Improving Cell Lines
SAFC Biosciences (www.sial.com) has an active research project to find new value-added component and media formulations for the biopharma industry,” says Kevin Kayser, Ph.D., R&D manager, cell line engineering. The project evaluates the effects of specific genes on recombinant protein production in CHO cell lines and uses that to improve their growth and productivity characteristics as well as to engineer new cell lines for therapeutic protein production.
This biomarker discovery project for recombinant protein engineering optimizes media and also examines apoptosis as a way to increase cell density and extend cell life in particular cell lines. For this, SAFC does its own DNA sequencing and also accesses DNA sequence information through membership in the CHO Consortium.
“We place the sequences on microarrays and look at the difference between phenotypes,” in terms of cell productivity, working mainly with mAbs, says Dr. Kayser.

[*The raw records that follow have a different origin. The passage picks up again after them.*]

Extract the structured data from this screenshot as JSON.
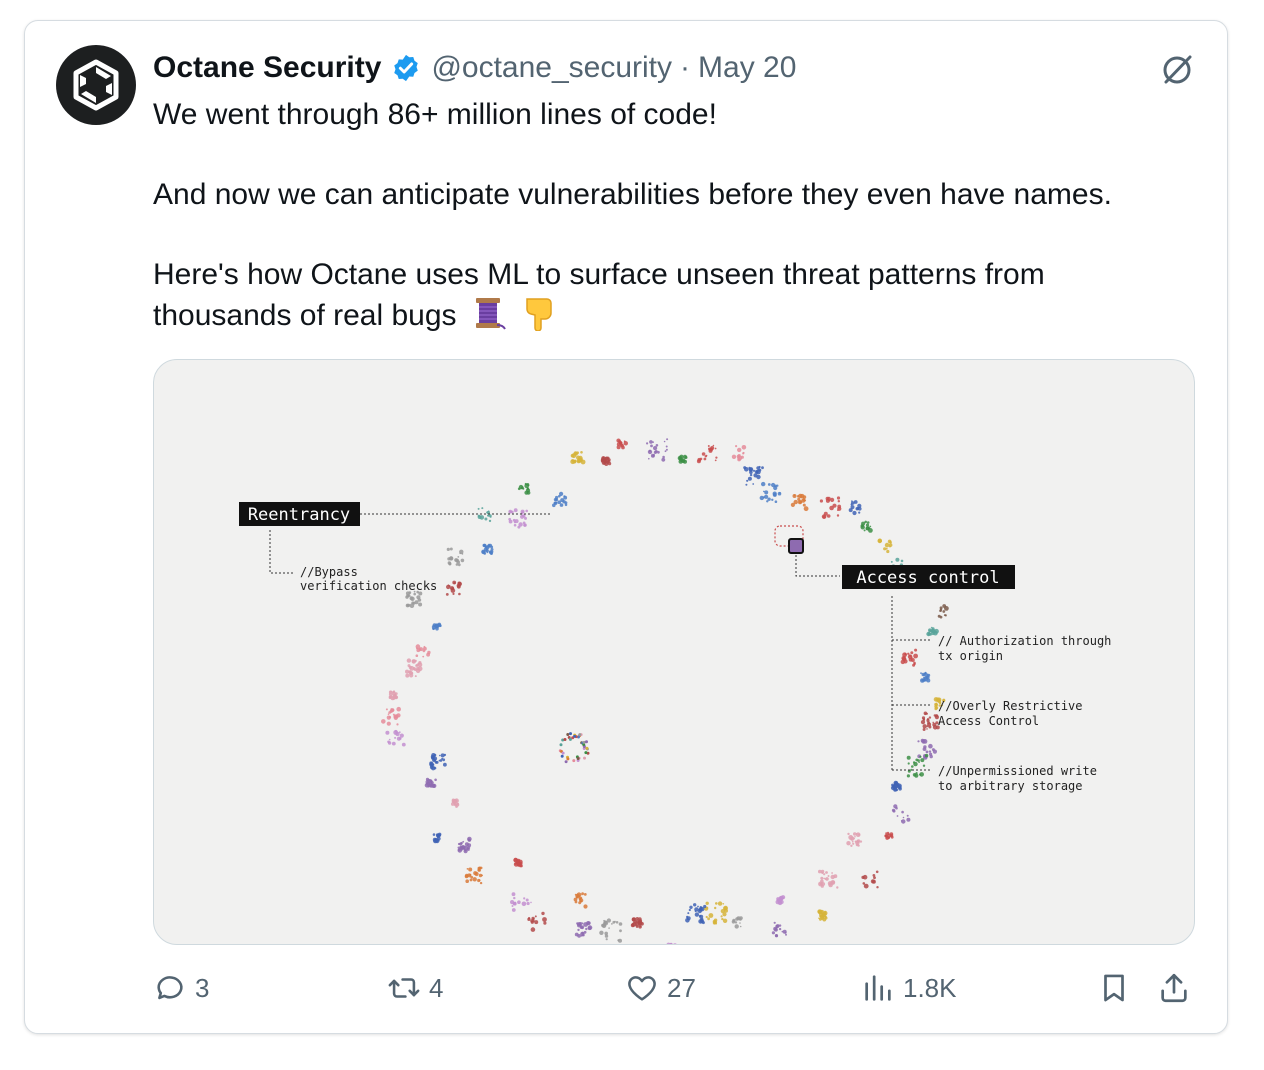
{
  "post": {
    "display_name": "Octane Security",
    "handle": "@octane_security",
    "separator": "·",
    "date": "May 20",
    "text_lines": [
      "We went through 86+ million lines of code!",
      "And now we can anticipate vulnerabilities before they even have names.",
      "Here's how Octane uses ML to surface unseen threat patterns from",
      "thousands of real bugs"
    ],
    "emojis": [
      "thread-spool",
      "backhand-index-pointing-down"
    ]
  },
  "media": {
    "labels": {
      "reentrancy": "Reentrancy",
      "reentrancy_note_1": "//Bypass",
      "reentrancy_note_2": "verification checks",
      "access_control": "Access control",
      "ac_note_1a": "// Authorization through",
      "ac_note_1b": "tx origin",
      "ac_note_2a": "//Overly Restrictive",
      "ac_note_2b": "Access Control",
      "ac_note_3a": "//Unpermissioned write",
      "ac_note_3b": "to arbitrary storage"
    },
    "cluster_colors": [
      "#8e6bb0",
      "#d6b43a",
      "#3f63b5",
      "#e58c9a",
      "#58a39a",
      "#d97a3a",
      "#3c8f45",
      "#9a9a9a",
      "#7a5a4a",
      "#b34a4a",
      "#c38fd0",
      "#e0a0b0",
      "#4d7fc7",
      "#c94e4e"
    ]
  },
  "actions": {
    "reply_count": "3",
    "repost_count": "4",
    "like_count": "27",
    "views_count": "1.8K"
  },
  "colors": {
    "verified": "#1d9bf0",
    "muted_text": "#536471",
    "label_bg": "#111111"
  }
}
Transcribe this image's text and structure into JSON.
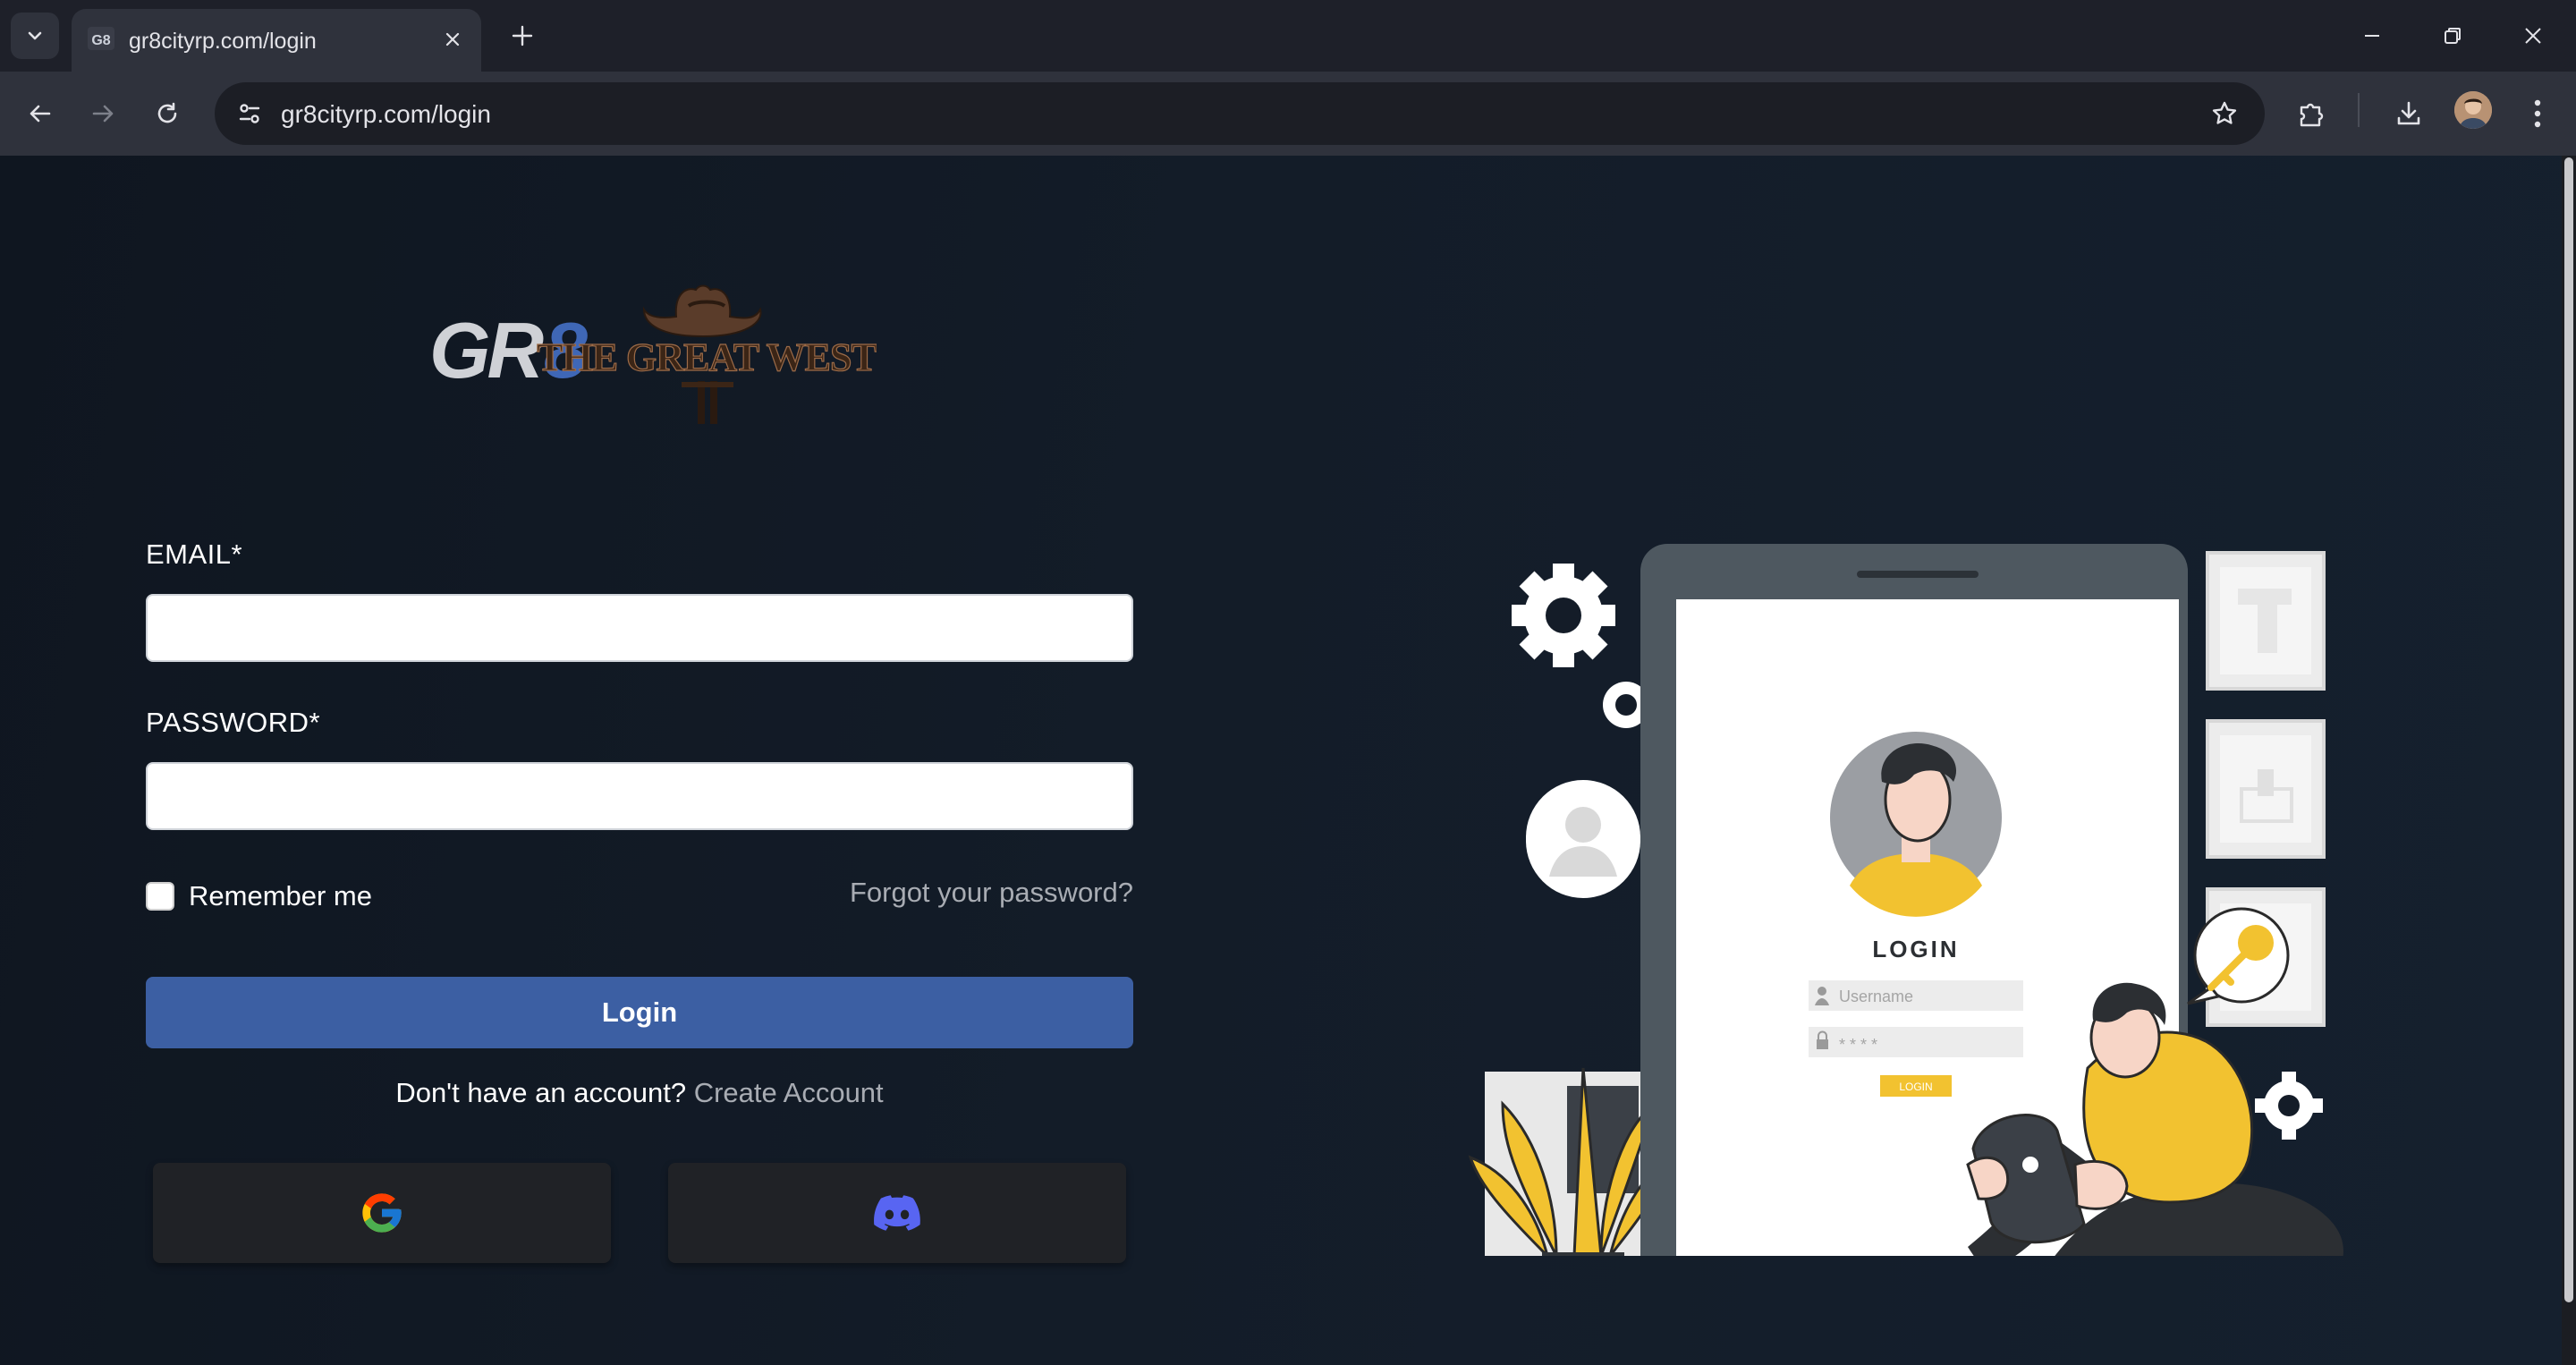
{
  "browser": {
    "tab_title": "gr8cityrp.com/login",
    "url": "gr8cityrp.com/login"
  },
  "logo": {
    "brand_text": "GR8",
    "secondary_text": "THE GREAT WEST"
  },
  "form": {
    "email_label": "EMAIL*",
    "email_value": "",
    "password_label": "PASSWORD*",
    "password_value": "",
    "remember_label": "Remember me",
    "remember_checked": false,
    "forgot_label": "Forgot your password?",
    "login_label": "Login",
    "signup_prompt": "Don't have an account?",
    "signup_link": "Create Account"
  },
  "social": {
    "google_icon": "google-icon",
    "discord_icon": "discord-icon"
  },
  "illustration": {
    "login_title": "LOGIN",
    "username_placeholder": "Username",
    "password_mask": "* * * *",
    "button_label": "LOGIN"
  },
  "colors": {
    "accent": "#3c5fa3",
    "page_bg": "#131c28",
    "illustration_yellow": "#f2c230"
  }
}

That information is used to find a receptor that expresses in productive cells only. Then, he says, the question is “whether we can add a media component to affect the receptor and increase productivity.
“Because so many factors control the phenotype, we use siRNA to suppress gene expression” in order to ensure that the gene presumed to cause the increased productivity actually does. “We’ve built the architecture for evaluating the genes in the CHO transcriptome to determine their effects, including assays and a discovery platform. Now we are getting interesting phenotypes from our cell lines and assaying the differences” between productive and non-productive genes, Dr. Kayser adds.
Some of the findings are still proprietary, but broadly include some of the biological modulators of recombinant proteins such as secretion, assembly, and translation processes.
One of the benefits is the increased knowledge of CHO cell lines. “The industry moved quickly into CHO cell lines and didn’t do some of the basic biology work,” Dr. Kayser says. Consequently, cell line optimization has traditionally been a statistical endeavor. “This approach steps back to gain a greater understanding of the basic biology of CHO cells to help us engineer better media for our customers.” The goal, he says, is to bring rational design to bioprocess cell-line optimization.
Selexis (www.selexis.com) is interested in accessibility of the gene of interest within a transfected cell. The company says its work resulted in an expression technology that has increased recombinant protein expression in more than 30 mammalian cell lines by up to 20-fold. The technology, called MARtech™ (for matrix attachment region), “controls the promoter accessibility of the expression cassette,” helping the chromatin unwind so the protein vectors carrying the genes can insert themselves at a single, productive integration site without chromosomal breaks, according to Cori Gorman, Ph.D., head of technology development. “Therefore, you’re guaranteed the gene will be transcribed and the protein will be produced. MARtech is so stable you can remove drug selection and have production for a long time,” she says. Selexis’ experiments have remained productive for more than nine months with drug selection, Dr. Gorman notes.
“The benefit of having an extremely stable producing cell line is that you don’t have to search for productive clones,” and the elimination of the drug selection eases scale-up. Selexis found that it could screen fewer than 30 cells to determine that the gene expression and distribution didn’t change. Other methods required screening hundreds or thousands of cells, Dr. Gorman says.
The next step, she adds, is to optimize each step of cell line development and to develop smaller and more robust vectors.